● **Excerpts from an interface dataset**
■ ■ ■ ■ ■

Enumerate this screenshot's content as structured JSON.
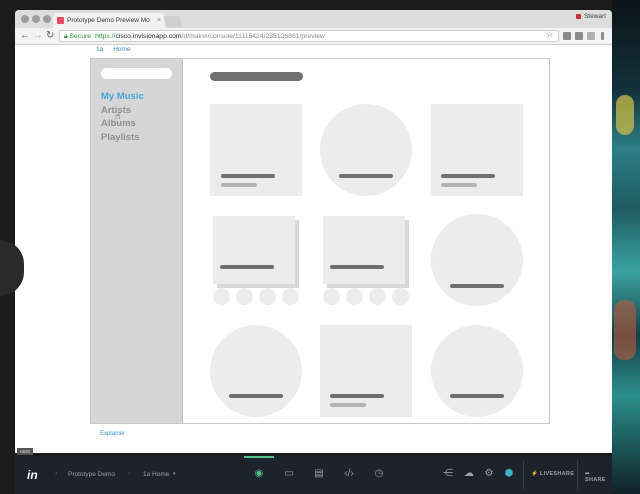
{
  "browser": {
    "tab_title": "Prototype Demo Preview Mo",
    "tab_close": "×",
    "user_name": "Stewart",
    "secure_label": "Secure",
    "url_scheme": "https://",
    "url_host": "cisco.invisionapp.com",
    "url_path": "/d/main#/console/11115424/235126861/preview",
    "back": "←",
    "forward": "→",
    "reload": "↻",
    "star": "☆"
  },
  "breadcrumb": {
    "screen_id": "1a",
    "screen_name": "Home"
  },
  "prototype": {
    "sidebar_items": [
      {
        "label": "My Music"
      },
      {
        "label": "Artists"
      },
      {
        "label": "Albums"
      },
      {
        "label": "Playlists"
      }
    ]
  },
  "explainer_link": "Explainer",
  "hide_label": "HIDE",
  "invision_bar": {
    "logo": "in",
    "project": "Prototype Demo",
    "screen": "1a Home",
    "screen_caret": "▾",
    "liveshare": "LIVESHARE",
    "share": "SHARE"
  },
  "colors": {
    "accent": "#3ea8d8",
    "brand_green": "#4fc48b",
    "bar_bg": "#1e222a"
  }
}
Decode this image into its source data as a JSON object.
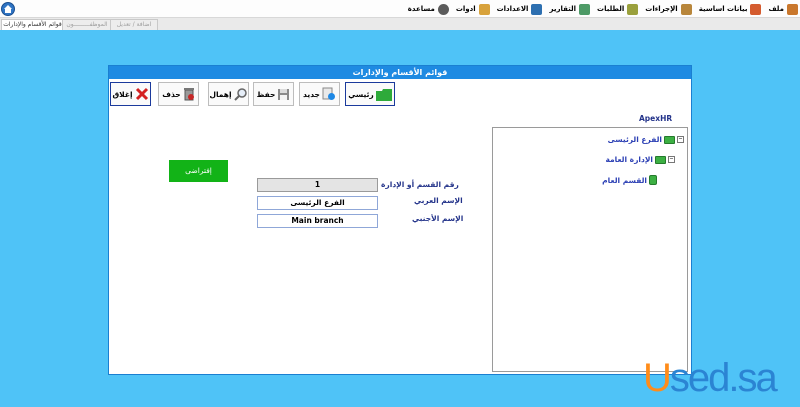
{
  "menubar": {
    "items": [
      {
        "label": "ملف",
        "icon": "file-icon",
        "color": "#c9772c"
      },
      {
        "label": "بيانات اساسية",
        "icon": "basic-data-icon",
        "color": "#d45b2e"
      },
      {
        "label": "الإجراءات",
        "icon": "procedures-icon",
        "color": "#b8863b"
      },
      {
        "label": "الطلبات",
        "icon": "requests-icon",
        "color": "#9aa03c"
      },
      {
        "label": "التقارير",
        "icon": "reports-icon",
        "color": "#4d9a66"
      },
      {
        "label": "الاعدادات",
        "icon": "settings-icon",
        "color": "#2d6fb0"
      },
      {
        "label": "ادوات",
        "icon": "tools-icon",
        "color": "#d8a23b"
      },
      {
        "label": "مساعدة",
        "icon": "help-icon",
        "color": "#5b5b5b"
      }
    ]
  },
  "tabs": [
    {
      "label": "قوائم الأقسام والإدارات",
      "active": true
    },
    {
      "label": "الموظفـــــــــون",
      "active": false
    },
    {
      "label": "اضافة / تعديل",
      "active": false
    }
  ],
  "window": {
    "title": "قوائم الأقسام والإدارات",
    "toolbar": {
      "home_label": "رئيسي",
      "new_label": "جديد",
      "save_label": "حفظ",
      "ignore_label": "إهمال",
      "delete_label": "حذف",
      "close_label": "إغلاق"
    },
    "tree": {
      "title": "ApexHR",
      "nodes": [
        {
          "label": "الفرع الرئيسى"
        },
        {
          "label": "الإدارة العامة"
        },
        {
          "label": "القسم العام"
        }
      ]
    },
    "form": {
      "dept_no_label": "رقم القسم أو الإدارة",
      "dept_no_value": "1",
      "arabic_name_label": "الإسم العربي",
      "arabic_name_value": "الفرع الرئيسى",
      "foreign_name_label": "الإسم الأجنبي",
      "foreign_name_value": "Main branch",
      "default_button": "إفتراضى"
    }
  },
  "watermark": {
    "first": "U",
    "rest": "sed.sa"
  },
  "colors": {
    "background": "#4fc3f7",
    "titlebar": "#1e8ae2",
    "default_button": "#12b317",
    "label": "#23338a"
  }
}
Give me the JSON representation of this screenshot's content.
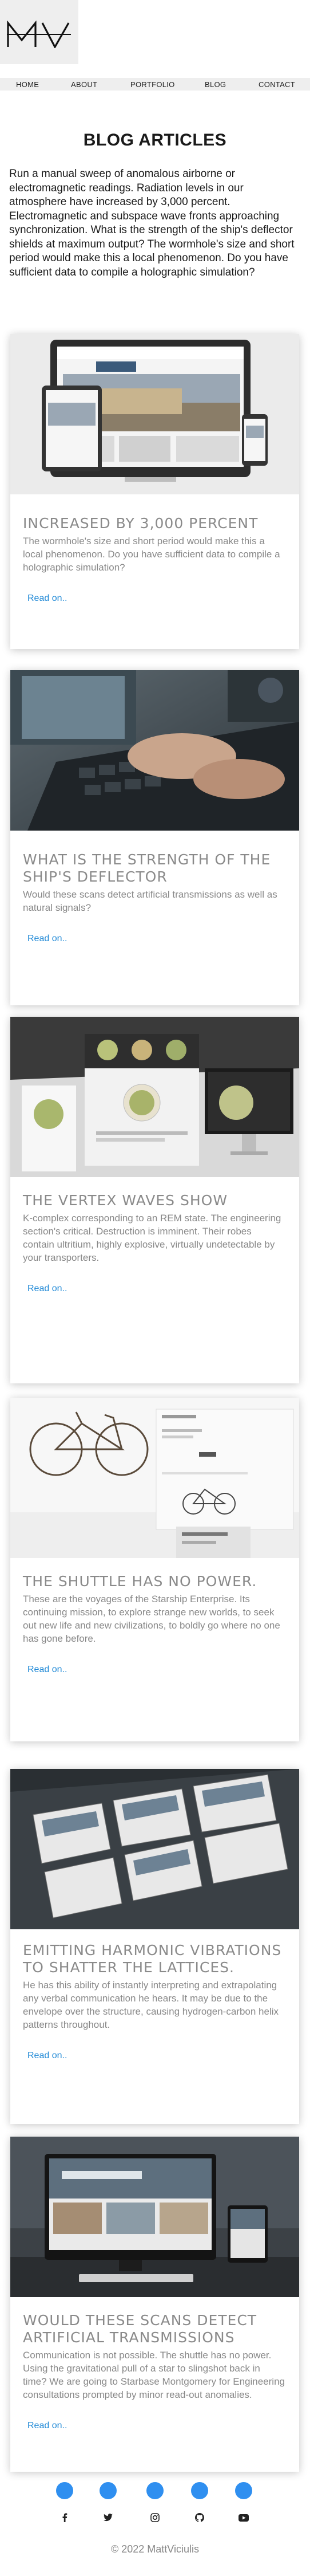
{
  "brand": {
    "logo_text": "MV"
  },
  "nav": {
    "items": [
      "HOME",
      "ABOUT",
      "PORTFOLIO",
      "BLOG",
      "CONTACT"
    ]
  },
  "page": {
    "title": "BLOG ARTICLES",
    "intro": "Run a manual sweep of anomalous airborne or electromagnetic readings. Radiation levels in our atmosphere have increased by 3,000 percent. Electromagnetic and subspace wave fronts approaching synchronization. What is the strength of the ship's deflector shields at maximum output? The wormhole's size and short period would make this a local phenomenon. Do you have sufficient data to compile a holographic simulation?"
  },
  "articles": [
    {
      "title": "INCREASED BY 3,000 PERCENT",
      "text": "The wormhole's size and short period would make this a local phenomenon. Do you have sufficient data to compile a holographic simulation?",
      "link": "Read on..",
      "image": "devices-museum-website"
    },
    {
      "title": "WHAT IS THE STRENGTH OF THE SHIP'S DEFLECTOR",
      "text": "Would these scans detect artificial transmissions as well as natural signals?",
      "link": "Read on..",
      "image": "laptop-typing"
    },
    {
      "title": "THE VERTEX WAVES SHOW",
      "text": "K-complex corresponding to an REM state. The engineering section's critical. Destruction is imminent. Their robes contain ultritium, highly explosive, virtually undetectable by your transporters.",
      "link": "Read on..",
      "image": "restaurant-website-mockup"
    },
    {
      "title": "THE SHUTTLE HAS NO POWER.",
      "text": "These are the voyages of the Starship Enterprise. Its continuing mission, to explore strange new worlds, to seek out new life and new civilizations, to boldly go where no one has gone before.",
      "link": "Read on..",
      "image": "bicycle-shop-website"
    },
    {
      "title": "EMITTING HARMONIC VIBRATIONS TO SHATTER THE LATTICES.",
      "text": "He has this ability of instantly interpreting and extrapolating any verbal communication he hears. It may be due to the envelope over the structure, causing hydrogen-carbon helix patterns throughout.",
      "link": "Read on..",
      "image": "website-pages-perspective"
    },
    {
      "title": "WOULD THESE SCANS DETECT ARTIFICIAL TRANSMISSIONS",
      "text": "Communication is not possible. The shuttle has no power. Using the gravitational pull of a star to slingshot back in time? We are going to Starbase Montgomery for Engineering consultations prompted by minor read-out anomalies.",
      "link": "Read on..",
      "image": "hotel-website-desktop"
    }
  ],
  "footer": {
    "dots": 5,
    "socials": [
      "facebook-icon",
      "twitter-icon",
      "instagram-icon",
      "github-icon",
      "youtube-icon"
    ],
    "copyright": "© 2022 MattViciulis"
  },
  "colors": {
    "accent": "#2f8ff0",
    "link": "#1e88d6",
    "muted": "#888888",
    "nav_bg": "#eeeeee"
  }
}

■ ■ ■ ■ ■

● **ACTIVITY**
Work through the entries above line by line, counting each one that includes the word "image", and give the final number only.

● **EXERCISE SOLUTION**
7